Perhaps the UK government are consoling themselves with the thought that, even if an independence referendum proves unavoidable, the Scottish people may vote No again and leave the SNP with nowhere to go. That's possible – polls have so far tended to suggest that a Leave victory would only make independence a little more popular. But any complacency on that score ought to be dispelled by the remarkable admission from the anti-independence newspaper The Herald that Brexit could well turn its own constitutional stance upside down. If that's an early sign that previously reliable opinion-formers will turn against the union, small 'c' conservative voters who weren't even giving the Yes campaign a hearing in 2014 may soon be open to persuasion – not least because independence could start to look like the only credible method of retaining EU citizenship.
And even if independence is ultimately rejected by the electorate again, there's simply no such thing as the status quo for Scotland in the event of Brexit. Because of the way the devolution settlement works, with any powers that are not specifically reserved to Westminster deemed to be automatically devolved, a withdrawal from the EU would lead to enormous powers being repatriated to the Scottish Parliament at a stroke.

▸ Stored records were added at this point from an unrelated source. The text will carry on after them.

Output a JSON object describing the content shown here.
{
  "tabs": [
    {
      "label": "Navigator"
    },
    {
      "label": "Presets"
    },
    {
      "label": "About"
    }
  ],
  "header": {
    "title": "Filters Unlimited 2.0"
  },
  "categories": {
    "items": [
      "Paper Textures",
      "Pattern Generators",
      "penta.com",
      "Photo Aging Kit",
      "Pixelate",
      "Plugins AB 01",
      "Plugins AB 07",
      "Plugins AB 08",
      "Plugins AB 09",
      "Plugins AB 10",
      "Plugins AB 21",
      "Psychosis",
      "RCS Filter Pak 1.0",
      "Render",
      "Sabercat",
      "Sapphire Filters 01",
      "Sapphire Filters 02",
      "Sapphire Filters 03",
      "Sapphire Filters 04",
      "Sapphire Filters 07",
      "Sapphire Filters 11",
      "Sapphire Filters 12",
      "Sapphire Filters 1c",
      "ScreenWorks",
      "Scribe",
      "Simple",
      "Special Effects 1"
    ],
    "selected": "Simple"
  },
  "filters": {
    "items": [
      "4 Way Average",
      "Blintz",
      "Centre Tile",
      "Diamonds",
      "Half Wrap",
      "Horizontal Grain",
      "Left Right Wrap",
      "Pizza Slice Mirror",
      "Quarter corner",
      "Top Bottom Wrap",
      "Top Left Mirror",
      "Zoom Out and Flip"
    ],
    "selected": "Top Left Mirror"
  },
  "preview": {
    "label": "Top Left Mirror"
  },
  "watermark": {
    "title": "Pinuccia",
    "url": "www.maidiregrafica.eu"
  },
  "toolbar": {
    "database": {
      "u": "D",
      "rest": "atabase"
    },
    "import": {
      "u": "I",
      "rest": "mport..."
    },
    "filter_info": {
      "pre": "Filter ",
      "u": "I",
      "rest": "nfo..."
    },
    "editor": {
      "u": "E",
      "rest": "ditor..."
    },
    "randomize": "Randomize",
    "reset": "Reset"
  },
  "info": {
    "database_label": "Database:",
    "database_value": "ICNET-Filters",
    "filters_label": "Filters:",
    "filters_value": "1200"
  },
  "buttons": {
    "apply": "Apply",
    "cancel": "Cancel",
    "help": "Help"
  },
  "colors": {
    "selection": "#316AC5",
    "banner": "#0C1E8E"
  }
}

If Westminster wanted to reimpose some kind of central control over agriculture and fisheries, the only way to do it would be to breach the hitherto sacrosanct Sewel convention, which states that the UK parliament can only legislate on devolved matters with explicit consent from Holyrood. That kind of arrogant disregard for the rule-book might have been feasible once upon a time, but in the post-2014 world it would inevitably spark a major constitutional crisis. At best, the Scottish Government might be persuaded to take part in negotiations to resolve any dispute, but they would be sure to extract a heavy price for accepting even the most limited encroachment on their rightful powers.
Now, of course, all of these possibilities are merely 'what ifs'. All of them will be instantly closed off if there is any sort of Remain majority across the UK. Surprising as it may seem, that's precisely the referendum outcome that the SNP leadership and most independence supporters are genuinely praying for, mostly because they are so afraid of what a right-wing London government might do without the EU to hold it back.
It's ironic that the result the SNP are pulling out all the stops to avoid could easily prove to be the ultimate "heads I win, tails you lose" scenario, either leading directly to independence itself, or else to Whitehall's second-worst nightmare – the belated and accidental delivery of that old mirth-inducing promise that Holyrood will become "one of the most powerful devolved parliaments in the world".